[App and web page records]

..............................

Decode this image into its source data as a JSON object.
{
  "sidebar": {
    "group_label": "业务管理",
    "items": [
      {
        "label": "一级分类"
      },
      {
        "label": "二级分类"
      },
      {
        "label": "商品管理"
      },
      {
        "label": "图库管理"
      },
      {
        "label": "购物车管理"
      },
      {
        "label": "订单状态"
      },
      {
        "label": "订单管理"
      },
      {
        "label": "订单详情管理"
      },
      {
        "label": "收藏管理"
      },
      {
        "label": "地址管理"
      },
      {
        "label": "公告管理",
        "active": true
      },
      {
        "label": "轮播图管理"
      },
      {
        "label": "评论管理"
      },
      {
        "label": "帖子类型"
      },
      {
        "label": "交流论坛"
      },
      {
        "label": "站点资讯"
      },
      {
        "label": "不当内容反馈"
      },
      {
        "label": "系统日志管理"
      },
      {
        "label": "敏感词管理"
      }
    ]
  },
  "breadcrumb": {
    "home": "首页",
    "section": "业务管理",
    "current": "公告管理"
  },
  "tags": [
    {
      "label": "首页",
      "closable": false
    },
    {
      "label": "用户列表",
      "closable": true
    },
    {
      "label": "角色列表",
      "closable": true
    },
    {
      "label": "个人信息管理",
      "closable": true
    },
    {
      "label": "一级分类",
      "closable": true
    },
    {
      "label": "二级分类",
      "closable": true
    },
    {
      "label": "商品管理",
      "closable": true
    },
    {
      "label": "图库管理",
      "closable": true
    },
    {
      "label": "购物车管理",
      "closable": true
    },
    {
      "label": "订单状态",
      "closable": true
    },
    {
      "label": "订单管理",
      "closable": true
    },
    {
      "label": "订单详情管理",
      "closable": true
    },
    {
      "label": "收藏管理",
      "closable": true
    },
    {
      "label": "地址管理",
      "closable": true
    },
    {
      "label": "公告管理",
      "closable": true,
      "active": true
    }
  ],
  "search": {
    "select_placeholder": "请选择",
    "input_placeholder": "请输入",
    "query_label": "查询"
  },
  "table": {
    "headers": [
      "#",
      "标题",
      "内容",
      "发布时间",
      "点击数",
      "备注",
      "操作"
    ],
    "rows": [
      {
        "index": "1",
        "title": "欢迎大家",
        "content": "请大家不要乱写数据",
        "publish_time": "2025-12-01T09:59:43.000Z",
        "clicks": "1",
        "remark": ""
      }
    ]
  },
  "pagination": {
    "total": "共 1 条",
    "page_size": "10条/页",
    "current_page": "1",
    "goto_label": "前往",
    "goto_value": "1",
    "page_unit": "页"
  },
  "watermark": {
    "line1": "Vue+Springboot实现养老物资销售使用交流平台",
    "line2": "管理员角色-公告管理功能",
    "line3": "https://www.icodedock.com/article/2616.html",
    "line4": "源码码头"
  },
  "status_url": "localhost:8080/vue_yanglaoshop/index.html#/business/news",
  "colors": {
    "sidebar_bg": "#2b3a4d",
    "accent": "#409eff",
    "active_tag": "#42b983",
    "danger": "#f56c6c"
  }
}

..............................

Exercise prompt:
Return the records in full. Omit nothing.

Task result:
Decode this image into its source data as a JSON object.
{
  "sidebar": {
    "group_label": "业务管理",
    "items": [
      {
        "label": "一级分类"
      },
      {
        "label": "二级分类"
      },
      {
        "label": "商品管理"
      },
      {
        "label": "图库管理"
      },
      {
        "label": "购物车管理"
      },
      {
        "label": "订单状态"
      },
      {
        "label": "订单管理"
      },
      {
        "label": "订单详情管理"
      },
      {
        "label": "收藏管理"
      },
      {
        "label": "地址管理"
      },
      {
        "label": "公告管理",
        "active": true
      },
      {
        "label": "轮播图管理"
      },
      {
        "label": "评论管理"
      },
      {
        "label": "帖子类型"
      },
      {
        "label": "交流论坛"
      },
      {
        "label": "站点资讯"
      },
      {
        "label": "不当内容反馈"
      },
      {
        "label": "系统日志管理"
      },
      {
        "label": "敏感词管理"
      }
    ]
  },
  "breadcrumb": {
    "home": "首页",
    "section": "业务管理",
    "current": "公告管理"
  },
  "tags": [
    {
      "label": "首页",
      "closable": false
    },
    {
      "label": "用户列表",
      "closable": true
    },
    {
      "label": "角色列表",
      "closable": true
    },
    {
      "label": "个人信息管理",
      "closable": true
    },
    {
      "label": "一级分类",
      "closable": true
    },
    {
      "label": "二级分类",
      "closable": true
    },
    {
      "label": "商品管理",
      "closable": true
    },
    {
      "label": "图库管理",
      "closable": true
    },
    {
      "label": "购物车管理",
      "closable": true
    },
    {
      "label": "订单状态",
      "closable": true
    },
    {
      "label": "订单管理",
      "closable": true
    },
    {
      "label": "订单详情管理",
      "closable": true
    },
    {
      "label": "收藏管理",
      "closable": true
    },
    {
      "label": "地址管理",
      "closable": true
    },
    {
      "label": "公告管理",
      "closable": true,
      "active": true
    }
  ],
  "search": {
    "select_placeholder": "请选择",
    "input_placeholder": "请输入",
    "query_label": "查询"
  },
  "table": {
    "headers": [
      "#",
      "标题",
      "内容",
      "发布时间",
      "点击数",
      "备注",
      "操作"
    ],
    "rows": [
      {
        "index": "1",
        "title": "欢迎大家",
        "content": "请大家不要乱写数据",
        "publish_time": "2025-12-01T09:59:43.000Z",
        "clicks": "1",
        "remark": ""
      }
    ]
  },
  "pagination": {
    "total": "共 1 条",
    "page_size": "10条/页",
    "current_page": "1",
    "goto_label": "前往",
    "goto_value": "1",
    "page_unit": "页"
  },
  "watermark": {
    "line1": "Vue+Springboot实现养老物资销售使用交流平台",
    "line2": "管理员角色-公告管理功能",
    "line3": "https://www.icodedock.com/article/2616.html",
    "line4": "源码码头"
  },
  "status_url": "localhost:8080/vue_yanglaoshop/index.html#/business/news",
  "colors": {
    "sidebar_bg": "#2b3a4d",
    "accent": "#409eff",
    "active_tag": "#42b983",
    "danger": "#f56c6c"
  }
}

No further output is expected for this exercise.